Not Bill Kozlak, Jr., the third generation to run this Twin Cities landmark in the same building his grandfather bought over 70 years ago. He's found a novel way of coming up with cutting-edge menu items—he lifts classics from early Jax menus and gives them a bit of 21st century polish.
That's not to say the 34-year-old Kozlak wouldn't mind injecting his menu with a few shots of innovation now and then. It's just that his customers like things the way they are. And he listens to his customers. (Like when he wanted to remove Liver & Onions and Chicken Kiev from the menu, and they wouldn't stand for it.)
"If you follow the latest trends, the critics will certainly come and write up your restaurant. That may get people coming for a year or so, but then you have to change the concept again when the next trend comes along," Kozlak says. "I want to keep my customers happy—they're the ones who keep me in business, not the critics. When my customers start complaining or stop coming, I'll think about changing the menu."
Many of those customers are third and fourth generation, and they crave the same dining experience their parents and grandparents enjoyed.
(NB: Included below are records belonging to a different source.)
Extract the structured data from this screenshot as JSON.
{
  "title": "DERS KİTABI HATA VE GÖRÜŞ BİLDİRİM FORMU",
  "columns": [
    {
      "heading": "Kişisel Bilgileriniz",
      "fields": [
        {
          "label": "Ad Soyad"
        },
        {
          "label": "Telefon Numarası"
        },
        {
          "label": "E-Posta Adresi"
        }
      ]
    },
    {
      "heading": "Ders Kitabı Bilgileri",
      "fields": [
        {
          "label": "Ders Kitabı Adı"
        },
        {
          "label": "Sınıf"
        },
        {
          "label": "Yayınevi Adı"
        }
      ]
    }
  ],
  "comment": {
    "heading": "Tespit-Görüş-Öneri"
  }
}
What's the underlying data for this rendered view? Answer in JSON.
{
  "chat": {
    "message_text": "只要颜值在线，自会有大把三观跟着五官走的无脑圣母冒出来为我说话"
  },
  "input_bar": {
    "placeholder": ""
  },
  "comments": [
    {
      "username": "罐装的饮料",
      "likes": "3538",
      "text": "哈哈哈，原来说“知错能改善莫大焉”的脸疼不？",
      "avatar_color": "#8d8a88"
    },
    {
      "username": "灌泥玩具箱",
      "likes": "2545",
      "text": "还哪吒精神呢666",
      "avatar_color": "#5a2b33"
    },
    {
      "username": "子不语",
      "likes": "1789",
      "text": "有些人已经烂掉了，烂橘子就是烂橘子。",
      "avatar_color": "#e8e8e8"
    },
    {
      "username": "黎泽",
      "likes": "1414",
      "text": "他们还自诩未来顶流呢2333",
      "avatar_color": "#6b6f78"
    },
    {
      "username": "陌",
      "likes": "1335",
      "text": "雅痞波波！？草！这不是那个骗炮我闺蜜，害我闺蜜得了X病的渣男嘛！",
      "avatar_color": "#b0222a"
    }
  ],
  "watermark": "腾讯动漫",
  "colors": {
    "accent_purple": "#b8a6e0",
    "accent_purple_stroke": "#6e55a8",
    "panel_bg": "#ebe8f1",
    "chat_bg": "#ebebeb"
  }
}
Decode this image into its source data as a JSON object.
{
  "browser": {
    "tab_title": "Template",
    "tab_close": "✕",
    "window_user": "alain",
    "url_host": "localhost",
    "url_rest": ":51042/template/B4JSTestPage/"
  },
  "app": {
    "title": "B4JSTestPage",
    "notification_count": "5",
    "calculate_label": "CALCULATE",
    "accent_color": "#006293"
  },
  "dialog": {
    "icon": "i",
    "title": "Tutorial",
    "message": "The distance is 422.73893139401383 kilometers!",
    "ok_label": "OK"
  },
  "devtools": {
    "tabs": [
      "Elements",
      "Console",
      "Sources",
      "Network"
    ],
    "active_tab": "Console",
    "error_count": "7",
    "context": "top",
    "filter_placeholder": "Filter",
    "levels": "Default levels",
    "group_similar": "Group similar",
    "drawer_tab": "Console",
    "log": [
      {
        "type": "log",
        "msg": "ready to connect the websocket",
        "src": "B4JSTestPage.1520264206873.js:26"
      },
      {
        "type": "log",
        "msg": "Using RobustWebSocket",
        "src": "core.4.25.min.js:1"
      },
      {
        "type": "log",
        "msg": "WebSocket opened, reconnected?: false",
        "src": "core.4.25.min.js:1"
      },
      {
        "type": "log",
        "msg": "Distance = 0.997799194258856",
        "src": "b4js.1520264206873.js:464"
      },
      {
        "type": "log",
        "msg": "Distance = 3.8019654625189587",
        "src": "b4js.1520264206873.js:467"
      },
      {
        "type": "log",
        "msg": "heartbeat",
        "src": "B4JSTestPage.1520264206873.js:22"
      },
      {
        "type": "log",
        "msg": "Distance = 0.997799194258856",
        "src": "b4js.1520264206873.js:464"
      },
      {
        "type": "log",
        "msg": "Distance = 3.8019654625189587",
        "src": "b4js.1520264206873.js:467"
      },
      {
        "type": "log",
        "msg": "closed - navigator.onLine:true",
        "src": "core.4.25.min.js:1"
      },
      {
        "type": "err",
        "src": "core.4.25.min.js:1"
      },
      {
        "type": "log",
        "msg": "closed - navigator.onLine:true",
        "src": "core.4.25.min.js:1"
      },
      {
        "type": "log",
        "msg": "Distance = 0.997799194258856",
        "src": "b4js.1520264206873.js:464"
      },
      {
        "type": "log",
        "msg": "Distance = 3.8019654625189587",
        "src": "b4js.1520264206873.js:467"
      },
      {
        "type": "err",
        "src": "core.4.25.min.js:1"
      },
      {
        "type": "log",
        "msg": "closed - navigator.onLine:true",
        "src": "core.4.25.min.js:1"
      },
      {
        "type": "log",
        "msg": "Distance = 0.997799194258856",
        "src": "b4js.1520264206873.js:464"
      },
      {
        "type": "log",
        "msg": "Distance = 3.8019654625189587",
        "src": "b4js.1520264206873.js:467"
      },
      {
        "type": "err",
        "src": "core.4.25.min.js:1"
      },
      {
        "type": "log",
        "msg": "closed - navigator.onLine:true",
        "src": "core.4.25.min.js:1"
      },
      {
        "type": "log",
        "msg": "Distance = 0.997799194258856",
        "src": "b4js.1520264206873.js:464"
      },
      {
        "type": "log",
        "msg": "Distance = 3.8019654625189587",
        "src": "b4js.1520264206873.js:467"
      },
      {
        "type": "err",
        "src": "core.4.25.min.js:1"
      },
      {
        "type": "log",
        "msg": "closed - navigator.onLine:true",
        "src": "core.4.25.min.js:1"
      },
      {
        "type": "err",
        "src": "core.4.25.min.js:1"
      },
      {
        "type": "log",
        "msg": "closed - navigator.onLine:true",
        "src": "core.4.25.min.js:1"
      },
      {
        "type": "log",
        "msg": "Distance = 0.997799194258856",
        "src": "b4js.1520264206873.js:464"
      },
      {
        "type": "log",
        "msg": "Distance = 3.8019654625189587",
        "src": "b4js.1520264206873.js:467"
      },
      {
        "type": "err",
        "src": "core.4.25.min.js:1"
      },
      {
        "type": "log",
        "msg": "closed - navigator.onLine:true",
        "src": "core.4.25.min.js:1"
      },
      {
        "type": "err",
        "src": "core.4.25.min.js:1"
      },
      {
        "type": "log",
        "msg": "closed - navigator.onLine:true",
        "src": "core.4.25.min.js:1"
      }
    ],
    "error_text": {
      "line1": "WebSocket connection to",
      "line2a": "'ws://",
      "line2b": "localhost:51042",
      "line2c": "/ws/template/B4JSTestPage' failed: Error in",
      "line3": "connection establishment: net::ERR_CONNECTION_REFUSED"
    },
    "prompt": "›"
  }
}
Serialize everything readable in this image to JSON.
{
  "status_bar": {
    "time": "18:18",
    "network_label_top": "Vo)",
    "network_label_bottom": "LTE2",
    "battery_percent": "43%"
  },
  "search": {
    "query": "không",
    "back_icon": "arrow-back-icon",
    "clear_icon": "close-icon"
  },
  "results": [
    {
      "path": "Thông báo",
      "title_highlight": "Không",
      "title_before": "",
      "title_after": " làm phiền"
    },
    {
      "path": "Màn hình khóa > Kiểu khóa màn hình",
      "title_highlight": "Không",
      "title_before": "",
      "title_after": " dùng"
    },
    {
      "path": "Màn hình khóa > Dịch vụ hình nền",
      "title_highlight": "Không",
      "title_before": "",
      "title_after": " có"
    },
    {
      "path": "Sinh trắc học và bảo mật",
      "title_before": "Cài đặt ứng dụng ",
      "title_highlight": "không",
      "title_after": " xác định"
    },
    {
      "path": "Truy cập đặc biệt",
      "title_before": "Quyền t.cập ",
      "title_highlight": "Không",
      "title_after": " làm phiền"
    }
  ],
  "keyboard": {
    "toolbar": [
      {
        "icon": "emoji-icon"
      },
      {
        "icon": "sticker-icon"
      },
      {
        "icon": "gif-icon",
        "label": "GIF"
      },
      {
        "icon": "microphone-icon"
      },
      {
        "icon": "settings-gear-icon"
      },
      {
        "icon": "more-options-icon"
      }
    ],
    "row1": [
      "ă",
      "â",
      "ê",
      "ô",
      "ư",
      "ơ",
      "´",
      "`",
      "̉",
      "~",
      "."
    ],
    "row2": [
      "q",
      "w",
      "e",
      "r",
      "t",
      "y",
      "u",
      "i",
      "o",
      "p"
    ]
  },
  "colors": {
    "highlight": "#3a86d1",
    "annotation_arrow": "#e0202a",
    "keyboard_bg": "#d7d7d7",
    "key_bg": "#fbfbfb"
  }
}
Others are new neighbors; urban pioneers renovating old buildings in the area into chic new residences. Jax's menu is like its surrounding neighborhood—old is chic again.
In 1933, Jax was the second eatery in Minneapolis to get a liquor license after the repeal of Prohibition, and the crowds quickly filled the place, ordering up gin martinis and stingers (25¢ and 30¢ respectively), to sip with shrimp cocktail (25¢) and beef tenderloin (50¢.) Now customers can have it all over again. The Beef Tenderloin dinner, priced today at $25.95, is still the most popular menu choice. Roast Prime Rib of Beef, served with au jus and creamy horseradish sauce, and broiled Fresh Walleye Pike take second and third place. The pike was a latecomer, added to the menu in 1954.
"We're strong believers in serving what our customer wants, and we're a meat and potatoes town. We can't lose sight of that," says Kozlak, adding that is the reason Jax often goes backward in time for ideas and inspiration.
There have been a few missteps when Jax lost sight of its core customer. Like back in the '90s, when heart-healthy cooking was all the rage and low-fat dishes were incorporated into the menu. Or when one chef got "a little too creative," according to Kozlak.
The present chef, Bob Foster, is content to stick to the basics—he gets his chance to be more inventive with specials and promotional events. To spread his wings, he might dress up the beef tenderloin with a garlic crust or mushroom leek ragout, or offer an appetizer special such as beef carpaccio or hickory-smoked bacon-wrapped shrimp with Asian slaw.
For a recent event, commemorating the restaurant's 70th anniversary, Jax offered a four-course beef tenderloin dinner for two, complete with wine, for $70. In addition, one lucky table per night was chosen to order from a specially-designed historical menu, with food and drink prices from 1933, 1939, and 1954. The event not only built traffic—it reinforced the brand.
"It's now hip to be retro," Kozlak says. "New restaurateurs are trying to take the Jax idea and open similar places." So even if crispy eel with yuzu coulis makes it big on 2005 menus, there will be plenty of customers coming to Jax who appreciate the honesty and comfort of classic dishes, prepared with care and prime ingredients.